(Source data)
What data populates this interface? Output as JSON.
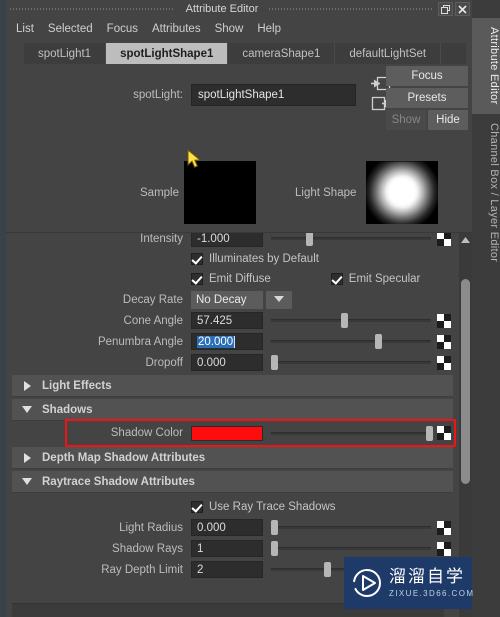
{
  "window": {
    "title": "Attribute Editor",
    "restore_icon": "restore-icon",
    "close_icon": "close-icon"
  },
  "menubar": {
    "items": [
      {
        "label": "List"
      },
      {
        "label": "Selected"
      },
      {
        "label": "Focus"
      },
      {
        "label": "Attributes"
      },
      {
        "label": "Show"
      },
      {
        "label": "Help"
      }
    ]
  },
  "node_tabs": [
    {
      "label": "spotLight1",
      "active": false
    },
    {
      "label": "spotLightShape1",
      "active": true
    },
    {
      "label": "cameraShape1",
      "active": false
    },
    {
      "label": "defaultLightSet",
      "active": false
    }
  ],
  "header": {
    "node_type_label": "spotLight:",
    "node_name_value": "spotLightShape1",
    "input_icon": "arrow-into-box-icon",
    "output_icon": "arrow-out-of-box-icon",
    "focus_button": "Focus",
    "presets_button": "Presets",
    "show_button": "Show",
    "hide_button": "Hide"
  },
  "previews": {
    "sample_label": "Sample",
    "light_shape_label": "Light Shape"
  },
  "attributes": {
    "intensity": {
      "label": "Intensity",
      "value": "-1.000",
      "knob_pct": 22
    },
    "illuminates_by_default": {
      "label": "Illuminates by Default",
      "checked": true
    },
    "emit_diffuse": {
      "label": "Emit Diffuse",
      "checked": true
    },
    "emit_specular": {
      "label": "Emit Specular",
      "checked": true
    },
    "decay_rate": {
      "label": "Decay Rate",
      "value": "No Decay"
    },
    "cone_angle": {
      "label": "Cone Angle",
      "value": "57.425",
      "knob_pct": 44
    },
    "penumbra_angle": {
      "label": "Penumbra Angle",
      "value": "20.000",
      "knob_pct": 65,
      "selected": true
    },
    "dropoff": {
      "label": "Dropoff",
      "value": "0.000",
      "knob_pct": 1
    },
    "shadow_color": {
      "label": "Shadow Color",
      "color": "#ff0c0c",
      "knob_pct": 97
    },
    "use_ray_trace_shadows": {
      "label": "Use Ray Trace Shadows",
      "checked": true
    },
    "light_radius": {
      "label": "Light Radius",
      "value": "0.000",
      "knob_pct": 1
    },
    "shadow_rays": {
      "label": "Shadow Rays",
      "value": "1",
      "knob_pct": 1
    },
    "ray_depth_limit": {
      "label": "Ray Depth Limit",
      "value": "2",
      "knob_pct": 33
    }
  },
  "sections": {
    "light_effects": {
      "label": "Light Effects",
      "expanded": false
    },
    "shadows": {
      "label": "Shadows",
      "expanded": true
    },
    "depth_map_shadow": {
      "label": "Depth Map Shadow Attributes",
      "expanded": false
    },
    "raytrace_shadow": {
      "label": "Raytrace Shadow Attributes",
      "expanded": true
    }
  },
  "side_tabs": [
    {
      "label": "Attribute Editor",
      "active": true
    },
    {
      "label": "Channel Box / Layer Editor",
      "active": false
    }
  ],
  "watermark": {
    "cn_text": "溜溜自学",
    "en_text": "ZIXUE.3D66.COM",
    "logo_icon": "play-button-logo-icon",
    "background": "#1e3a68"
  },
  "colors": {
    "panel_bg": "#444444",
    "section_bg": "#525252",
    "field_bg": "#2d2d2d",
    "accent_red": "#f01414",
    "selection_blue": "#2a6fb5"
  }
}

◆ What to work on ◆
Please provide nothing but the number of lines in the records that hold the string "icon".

◆ Answer box ◆
5